Sometimes, we’ll file a patent application that discloses several different independent inventions. Because only one invention can be pursued in an application, we start with the most important one. Say we have a new firearm configuration that also has a novel safety selector. If the new configuration can be employed without the new safety, and the safety can be used in a convention platform, then those are independent. After the time it takes to get the main invention allowed, the safety selector might prove to be valuable, and we craft new claims to protect that in a Continuation application. Here’s the key point: the secondary inventions application serves to Keep-Alive the main invention! So even if the secondary invention didn’t justify a Continuation, the Keep-Alive benefits may tip the scale.
Benefit #3 – Protect a Recent Improvement
We can always change claims strategies, but we can’t add new drawings or updated inventions to a patent application. When we have a new version of the old invention with its own potentially patented features, we file a Continuation-in-Part (CIP) patent application that adds the new updates. This lets us protect the new developments, and also keeps alive the opportunity to pursue future alternative strategies for the original core invention. Where we might have considered simply filing a new patent application on the new invention, framing it as an update to the original gives the Keep-Alive benefit to both.
Benefit #4 – Beating Back Bad News
Imagine you have your patent, and we fire off a letter to your fiercest competitor. To avoid a million-dollar lawsuit or shutting down a profitable product line, they’ll leave no stone unturned. That might include a search for “prior art” (preexisting technology) that we didn’t know about and the patent examiner didn’t consider when granting your patent. If we hadn’t kept the case alive it could be a smoking gun that kills your patent. But with the Keep-Alive strategy, we thank your competitor for bringing it to our attention, disclose it to the patent examiner in the pending case, and get the best protection we can in light of the prior art. Often that protection is good enough to shut down the competition, and sometimes the examiner will grant the same protection because the prior art wasn’t as strong as the other side thought.

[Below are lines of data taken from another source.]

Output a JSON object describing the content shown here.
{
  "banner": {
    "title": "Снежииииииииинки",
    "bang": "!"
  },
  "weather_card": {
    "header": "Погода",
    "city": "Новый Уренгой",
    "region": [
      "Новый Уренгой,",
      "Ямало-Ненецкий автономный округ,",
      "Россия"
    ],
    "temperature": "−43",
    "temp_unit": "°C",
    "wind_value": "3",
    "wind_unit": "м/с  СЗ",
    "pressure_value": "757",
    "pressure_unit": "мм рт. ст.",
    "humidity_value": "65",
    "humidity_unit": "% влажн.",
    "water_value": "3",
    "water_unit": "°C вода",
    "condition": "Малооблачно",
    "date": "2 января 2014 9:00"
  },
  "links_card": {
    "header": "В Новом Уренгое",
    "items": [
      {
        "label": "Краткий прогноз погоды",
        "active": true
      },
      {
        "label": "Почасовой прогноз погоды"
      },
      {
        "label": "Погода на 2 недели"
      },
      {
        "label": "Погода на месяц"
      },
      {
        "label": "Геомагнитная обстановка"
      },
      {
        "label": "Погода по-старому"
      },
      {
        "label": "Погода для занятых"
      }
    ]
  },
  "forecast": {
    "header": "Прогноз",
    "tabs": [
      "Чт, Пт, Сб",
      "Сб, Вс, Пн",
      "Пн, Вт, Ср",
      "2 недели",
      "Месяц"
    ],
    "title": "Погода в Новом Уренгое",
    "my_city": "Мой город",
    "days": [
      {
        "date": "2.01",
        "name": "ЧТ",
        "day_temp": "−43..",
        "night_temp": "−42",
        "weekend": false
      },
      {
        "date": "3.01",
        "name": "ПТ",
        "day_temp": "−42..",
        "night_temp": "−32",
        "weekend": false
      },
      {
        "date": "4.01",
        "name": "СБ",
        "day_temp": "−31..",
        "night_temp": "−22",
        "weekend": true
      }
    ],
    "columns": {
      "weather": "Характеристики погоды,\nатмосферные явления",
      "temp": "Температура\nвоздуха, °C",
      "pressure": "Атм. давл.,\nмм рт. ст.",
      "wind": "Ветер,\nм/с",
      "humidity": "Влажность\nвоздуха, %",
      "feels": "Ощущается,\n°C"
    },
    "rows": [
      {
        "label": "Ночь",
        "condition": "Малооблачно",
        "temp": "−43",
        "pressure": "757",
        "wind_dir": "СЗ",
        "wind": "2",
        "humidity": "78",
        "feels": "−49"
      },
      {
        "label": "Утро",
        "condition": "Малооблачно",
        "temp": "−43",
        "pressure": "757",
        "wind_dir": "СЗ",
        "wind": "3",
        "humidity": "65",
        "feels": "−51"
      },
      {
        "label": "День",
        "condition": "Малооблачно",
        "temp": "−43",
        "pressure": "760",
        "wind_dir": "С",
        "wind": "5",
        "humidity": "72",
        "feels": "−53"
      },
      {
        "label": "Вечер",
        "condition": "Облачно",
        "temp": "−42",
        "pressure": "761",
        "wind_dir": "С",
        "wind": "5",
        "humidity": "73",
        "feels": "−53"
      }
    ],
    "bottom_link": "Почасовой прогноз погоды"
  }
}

Most of these added benefits include the expected investment in attorney analysis and other work, so aren’t as inexpensive as a basic Keep-Alive strategy alone. These are strategic options that are weighed on a case-by-case basis and the Keep-Alive benefits are simply an added bonus that adds value.
But here’s another wrinkle that my clients seem to think is appealing: even if one of the above lawyer-intensive paths makes sense, we can even use the cheaper basic Keep-Alive strategy to put off that investment. We might know exactly what claims we’d like, or what arguments to make – but there’s no urgency. Instead of investing now in the attorney time to pursue those options, they instead defer those steps, investing only a trickle to keep the case alive until circumstances warrant the bigger project.
We have other strategies when a client has a large and complex family of related patent applications all approaching allowance around the same time. To minimize the costs of the Keep-Alive process without sacrificing benefits, we can file one consolidated Keep-Alive application and avoid having several cases incurring those filing and extension fees along the way.
This article helps explain the Keep-Alive procedure, but is no substitute for the Exit Interview. That critical conversation is still required to be sure that my client and I put our heads together to fully understand the strengths and limitations on the patent protection we have successfully obtained, and to formulate a long-term strategy. Because we all become wiser with time as things play out, it’s often smart to put off irrevocable decisions that close doors permanently, and Keep-Alive many powerful legal options.
Because this is usually a complex legal matter that varies from case to case, I invite my readers to contact me to discuss how the benefits of Keep-Alive might work for them.
If this newsletter reaches you in time, this is a reminder that I’ll be at SHOT and will be happy to drop by your booth or to arrange meetings with non-exhibitors. Just send an email to make arrangements.